|Riding after the rain, overcast and cool(er)|
Often, riding the bike quiets that down. I think it's because I feel like I'm in the zone, the Csikszentmihalyi zone, where doing something with effort which is also good, meet.
|Sheep on the butte. He was all like, "No worries, mate!" (he's a zoo resident, but you can't tell from this side)|
|Hunt's Tomb, a ready symbol of the anxiety of fate and death|
Next, there's the meaning of essentially free to ride wherever I wanted to go. I set out, and thinking about the rains last night, decided to strike a route which would take me near, but hopefully not through, any mud or water aftermath. It worked well, but I went wherever I felt like, at whatever speed I wanted, stopping where I desired, and taking photos or watching birds, sheep, and lizards splashing in the mud puddles.
|Desert version of a tide pool, just teeming with life when I stopped to study it up close|
Also, essentially free of physical pain. This is an important one, too, as it hasn't always been that way, and I expect will not stay that way indefinitely. But on this ride, this day, I owned the zone of spinning my feet round in round in circles on the pedals and felt only the pleasure of muscles turning food into miles.

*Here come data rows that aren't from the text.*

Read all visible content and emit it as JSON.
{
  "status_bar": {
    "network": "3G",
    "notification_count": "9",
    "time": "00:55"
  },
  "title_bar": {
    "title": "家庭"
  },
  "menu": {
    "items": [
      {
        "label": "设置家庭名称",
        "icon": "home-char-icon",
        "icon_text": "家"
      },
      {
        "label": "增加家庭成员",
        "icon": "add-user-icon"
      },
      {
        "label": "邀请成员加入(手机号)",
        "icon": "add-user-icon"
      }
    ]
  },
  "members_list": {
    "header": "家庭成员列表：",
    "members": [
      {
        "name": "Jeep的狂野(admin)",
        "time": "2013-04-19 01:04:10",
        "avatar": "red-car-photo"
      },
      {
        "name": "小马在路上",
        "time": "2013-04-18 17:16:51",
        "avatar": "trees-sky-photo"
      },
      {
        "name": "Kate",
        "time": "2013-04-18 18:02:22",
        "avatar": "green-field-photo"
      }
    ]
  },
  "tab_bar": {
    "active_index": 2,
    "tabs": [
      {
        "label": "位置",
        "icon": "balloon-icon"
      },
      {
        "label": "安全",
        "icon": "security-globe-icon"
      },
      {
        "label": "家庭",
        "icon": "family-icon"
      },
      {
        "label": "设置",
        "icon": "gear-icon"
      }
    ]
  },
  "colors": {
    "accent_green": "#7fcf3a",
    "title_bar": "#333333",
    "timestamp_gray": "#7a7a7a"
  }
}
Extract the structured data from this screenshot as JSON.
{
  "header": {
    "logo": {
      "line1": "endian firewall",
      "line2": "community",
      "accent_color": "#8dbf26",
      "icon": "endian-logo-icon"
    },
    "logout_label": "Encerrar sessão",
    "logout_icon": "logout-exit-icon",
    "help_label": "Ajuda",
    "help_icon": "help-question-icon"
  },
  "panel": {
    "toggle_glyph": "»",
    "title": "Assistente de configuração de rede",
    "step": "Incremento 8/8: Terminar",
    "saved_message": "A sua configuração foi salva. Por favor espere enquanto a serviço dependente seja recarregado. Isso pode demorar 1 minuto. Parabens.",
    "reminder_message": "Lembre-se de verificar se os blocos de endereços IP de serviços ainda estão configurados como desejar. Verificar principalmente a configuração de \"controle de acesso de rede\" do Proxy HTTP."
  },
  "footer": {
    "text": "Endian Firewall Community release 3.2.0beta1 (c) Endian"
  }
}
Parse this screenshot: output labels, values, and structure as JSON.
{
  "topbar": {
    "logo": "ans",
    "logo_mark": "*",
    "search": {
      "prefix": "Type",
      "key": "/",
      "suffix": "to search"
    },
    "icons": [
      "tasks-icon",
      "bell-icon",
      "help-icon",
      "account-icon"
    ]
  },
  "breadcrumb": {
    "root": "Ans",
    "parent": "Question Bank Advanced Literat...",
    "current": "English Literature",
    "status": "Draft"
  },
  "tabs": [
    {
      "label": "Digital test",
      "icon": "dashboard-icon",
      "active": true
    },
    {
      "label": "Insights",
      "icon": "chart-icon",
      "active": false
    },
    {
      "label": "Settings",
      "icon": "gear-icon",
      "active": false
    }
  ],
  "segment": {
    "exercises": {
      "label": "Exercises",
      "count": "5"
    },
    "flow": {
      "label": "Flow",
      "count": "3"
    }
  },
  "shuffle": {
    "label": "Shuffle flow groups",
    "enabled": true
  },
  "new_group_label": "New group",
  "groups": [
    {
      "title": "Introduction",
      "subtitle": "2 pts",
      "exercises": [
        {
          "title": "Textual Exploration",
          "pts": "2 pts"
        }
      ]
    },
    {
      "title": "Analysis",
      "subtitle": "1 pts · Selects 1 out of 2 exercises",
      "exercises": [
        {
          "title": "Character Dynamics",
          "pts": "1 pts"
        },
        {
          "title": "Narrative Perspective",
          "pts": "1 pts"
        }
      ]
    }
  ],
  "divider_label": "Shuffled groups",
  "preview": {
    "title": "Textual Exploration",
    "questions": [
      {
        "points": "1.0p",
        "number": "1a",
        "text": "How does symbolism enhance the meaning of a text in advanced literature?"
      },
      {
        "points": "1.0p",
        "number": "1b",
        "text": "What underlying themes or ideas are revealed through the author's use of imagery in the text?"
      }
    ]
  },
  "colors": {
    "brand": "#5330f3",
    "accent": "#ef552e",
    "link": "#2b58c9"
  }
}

Finally, to bring some kind of balance to this post, essentially free from worry. The world did not change during my two hours on the bike, but perhaps I altered slightly. Something in the sight adjusts itself to midnight, and life steps almost straight, according to Emily Dickinson. The ride brings on the best sort of courage, the spinning, human-powered kind, wherein the self is affirmed, perspective is gained, any and all worries are gathered up and brought inside, shelved neatly where they belong, in priority order in the to-do case, ready to check off when time, opportunity, and the chance routing and timing of a freely chosen bike ride permit.